What this task involves:
In the copy, leave out the pictures and repeat all records exactly.

Supplied material:
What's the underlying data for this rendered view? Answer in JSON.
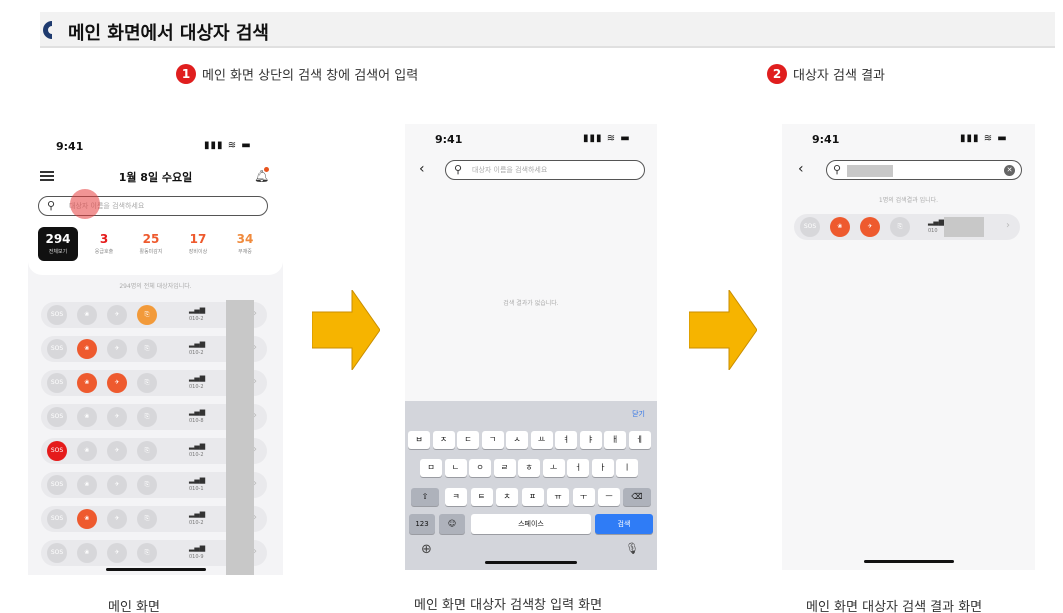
{
  "header": {
    "title": "메인 화면에서 대상자 검색"
  },
  "steps": [
    {
      "num": "1",
      "text": "메인 화면 상단의 검색 창에 검색어 입력"
    },
    {
      "num": "2",
      "text": "대상자 검색 결과"
    }
  ],
  "captions": [
    "메인 화면",
    "메인 화면 대상자 검색창 입력 화면",
    "메인 화면 대상자 검색 결과 화면"
  ],
  "colors": {
    "accent_red": "#e01e1e",
    "arrow_yellow": "#f6b400",
    "badge_orange": "#ee5a2e",
    "key_blue": "#2f7cf6"
  },
  "phone1": {
    "time": "9:41",
    "status": "▮▮▮ ≋ ▬",
    "date": "1월 8일 수요일",
    "menu_icon": "hamburger-icon",
    "bell_icon": "bell-icon",
    "search_placeholder": "대상자 이름을 검색하세요",
    "stats": [
      {
        "value": "294",
        "label": "전체보기"
      },
      {
        "value": "3",
        "label": "응급호출"
      },
      {
        "value": "25",
        "label": "활동미감지"
      },
      {
        "value": "17",
        "label": "장비이상"
      },
      {
        "value": "34",
        "label": "부재중"
      }
    ],
    "total_text": "294명의 전체 대상자입니다.",
    "badge_labels": [
      "SOS",
      "❀",
      "✈",
      "⎘"
    ],
    "rows": [
      {
        "phone": "010-2",
        "active": [
          3
        ]
      },
      {
        "phone": "010-2",
        "active": [
          1
        ]
      },
      {
        "phone": "010-2",
        "active": [
          1,
          2
        ]
      },
      {
        "phone": "010-8",
        "active": []
      },
      {
        "phone": "010-2",
        "active": [
          0
        ]
      },
      {
        "phone": "010-1",
        "active": []
      },
      {
        "phone": "010-2",
        "active": [
          1
        ]
      },
      {
        "phone": "010-9",
        "active": []
      }
    ]
  },
  "phone2": {
    "time": "9:41",
    "status": "▮▮▮ ≋ ▬",
    "search_placeholder": "대상자 이름을 검색하세요",
    "no_result": "검색 결과가 없습니다.",
    "done_label": "닫기",
    "keyboard": {
      "row1": [
        "ㅂ",
        "ㅈ",
        "ㄷ",
        "ㄱ",
        "ㅅ",
        "ㅛ",
        "ㅕ",
        "ㅑ",
        "ㅐ",
        "ㅔ"
      ],
      "row2": [
        "ㅁ",
        "ㄴ",
        "ㅇ",
        "ㄹ",
        "ㅎ",
        "ㅗ",
        "ㅓ",
        "ㅏ",
        "ㅣ"
      ],
      "row3": [
        "ㅋ",
        "ㅌ",
        "ㅊ",
        "ㅍ",
        "ㅠ",
        "ㅜ",
        "ㅡ"
      ],
      "shift": "⇧",
      "backspace": "⌫",
      "num": "123",
      "emoji": "☺",
      "space": "스페이스",
      "search": "검색",
      "globe": "⊕",
      "mic": "🎙"
    }
  },
  "phone3": {
    "time": "9:41",
    "status": "▮▮▮ ≋ ▬",
    "result_count": "1명의 검색결과 입니다.",
    "clear_icon": "✕",
    "row_phone": "010"
  }
}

Solution to this task:
What's the underlying data for this rendered view? Answer in JSON.
{
  "header": {
    "title": "메인 화면에서 대상자 검색"
  },
  "steps": [
    {
      "num": "1",
      "text": "메인 화면 상단의 검색 창에 검색어 입력"
    },
    {
      "num": "2",
      "text": "대상자 검색 결과"
    }
  ],
  "captions": [
    "메인 화면",
    "메인 화면 대상자 검색창 입력 화면",
    "메인 화면 대상자 검색 결과 화면"
  ],
  "colors": {
    "accent_red": "#e01e1e",
    "arrow_yellow": "#f6b400",
    "badge_orange": "#ee5a2e",
    "key_blue": "#2f7cf6"
  },
  "phone1": {
    "time": "9:41",
    "status": "▮▮▮ ≋ ▬",
    "date": "1월 8일 수요일",
    "menu_icon": "hamburger-icon",
    "bell_icon": "bell-icon",
    "search_placeholder": "대상자 이름을 검색하세요",
    "stats": [
      {
        "value": "294",
        "label": "전체보기"
      },
      {
        "value": "3",
        "label": "응급호출"
      },
      {
        "value": "25",
        "label": "활동미감지"
      },
      {
        "value": "17",
        "label": "장비이상"
      },
      {
        "value": "34",
        "label": "부재중"
      }
    ],
    "total_text": "294명의 전체 대상자입니다.",
    "badge_labels": [
      "SOS",
      "❀",
      "✈",
      "⎘"
    ],
    "rows": [
      {
        "phone": "010-2",
        "active": [
          3
        ]
      },
      {
        "phone": "010-2",
        "active": [
          1
        ]
      },
      {
        "phone": "010-2",
        "active": [
          1,
          2
        ]
      },
      {
        "phone": "010-8",
        "active": []
      },
      {
        "phone": "010-2",
        "active": [
          0
        ]
      },
      {
        "phone": "010-1",
        "active": []
      },
      {
        "phone": "010-2",
        "active": [
          1
        ]
      },
      {
        "phone": "010-9",
        "active": []
      }
    ]
  },
  "phone2": {
    "time": "9:41",
    "status": "▮▮▮ ≋ ▬",
    "search_placeholder": "대상자 이름을 검색하세요",
    "no_result": "검색 결과가 없습니다.",
    "done_label": "닫기",
    "keyboard": {
      "row1": [
        "ㅂ",
        "ㅈ",
        "ㄷ",
        "ㄱ",
        "ㅅ",
        "ㅛ",
        "ㅕ",
        "ㅑ",
        "ㅐ",
        "ㅔ"
      ],
      "row2": [
        "ㅁ",
        "ㄴ",
        "ㅇ",
        "ㄹ",
        "ㅎ",
        "ㅗ",
        "ㅓ",
        "ㅏ",
        "ㅣ"
      ],
      "row3": [
        "ㅋ",
        "ㅌ",
        "ㅊ",
        "ㅍ",
        "ㅠ",
        "ㅜ",
        "ㅡ"
      ],
      "shift": "⇧",
      "backspace": "⌫",
      "num": "123",
      "emoji": "☺",
      "space": "스페이스",
      "search": "검색",
      "globe": "⊕",
      "mic": "🎙"
    }
  },
  "phone3": {
    "time": "9:41",
    "status": "▮▮▮ ≋ ▬",
    "result_count": "1명의 검색결과 입니다.",
    "clear_icon": "✕",
    "row_phone": "010"
  }
}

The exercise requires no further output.